Abstract: SA-PO617

Quantifying Mendelian Genetic Disease in the Pediatric Renal Clinic

Session Information

Category: Genetic Diseases of the Kidney

  • 803 Genetic Epidemiology and Other Genetic Studies of Common Kidney Diseases

Authors

  • Upendran, Yadhavan, University of New South Wales, Sydney, New South Wales, Australia
  • Mackie, Fiona, Sydney Children's Hospital, Randwick, New South Wales, Australia
  • Spicer, Rebecca A., Sydney Children's Hospital, Randwick, New South Wales, Australia
  • Kim, Siah, Sydney Children's Hospital, Randwick, New South Wales, Australia
  • Kennedy, Sean E., Sydney Children's Hospital, Randwick, New South Wales, Australia
  • Mccarthy, Hugh J., Sydney Children's Hospital, Randwick, New South Wales, Australia
Background

With the advent of new sequencing technology, gene tests are more readily available to the nephrologist and increasingly cost effective. Planning is required to provide the same level of counseling for those now undergoing testing in the renal clinic compared to the clinical genetic clinic. The aim of this study was to determine the prevalence of disease with a likely genetic aetiology within the paediatric renal clinic.

Methods

An algorithm was configured to determine those with a possible Mendelian genetic aetiology to disease who could be offered gene testing. A retrospective review was then undertaken of new referrals to the renal clinic at a tertiary children’s hospital from 2012-2015 to determine the number of patients who would have then required genetic counseling.

Results

The algorithm identified risk as Inherited Glomerular (including steroid resistant or congenital nephrotic syndrome and Alport's syndrome); Tubular or Metabolic disorders; Complement mediated disorders, Nephrocalcinosis/lithiasis; Cystic Kidney Disease; Syndromic Congenital Anomalies of Kidney and Urinary Tract (CAKUT); other including familial not otherwise specified. Simple CAKUT was excluded due to low rate of identifiable genetic aetiology. In the total cohort, the mean age at presentation was 5.25 years and male to female ratio was 1.52.
173/751 (23%) patients so far analysed have a possible genetic aetiology to their renal disease and could have been offered genetic counseling +/- testing.

Conclusion

Gene testing is becoming a routine component of clinical practice within nephrology either to direct management; aid diagnostic dilemmas; inform for family planning or living donation. The number of patients who would benefit justifies establishing a separate renal genetic service to run concurrently with the routine service in order to ensure optimal counseling for patients and their families.

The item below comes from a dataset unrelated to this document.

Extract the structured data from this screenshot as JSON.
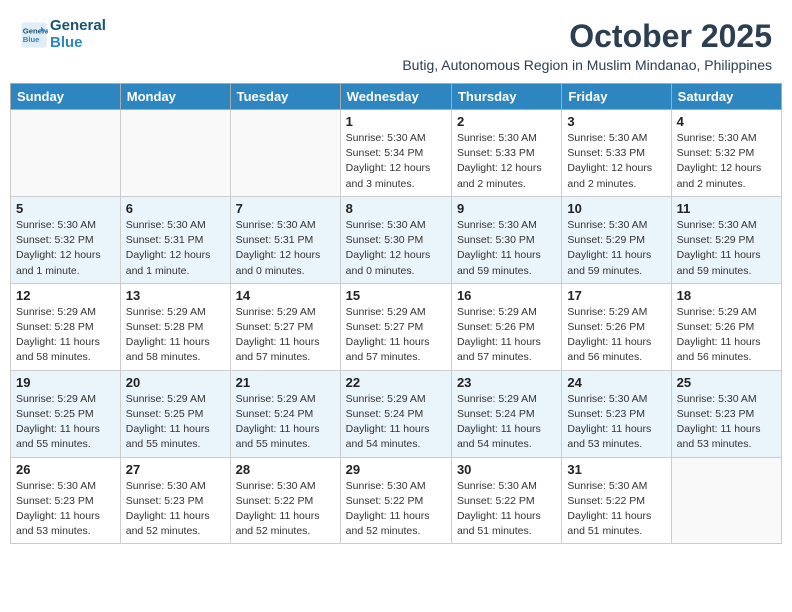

Sub-category split of genetic at risk cohort
 Number n=173 (%)
Glomerular39 (22.5)
CAKUT58 (33.5)
Cystic17 (9.8)
Tubular/Metabolic10 (5.8)
Nephrocalcinosis/Lithiasis23 (13.3)
Complement Mediated4 (2.3)
Other22 (12.7)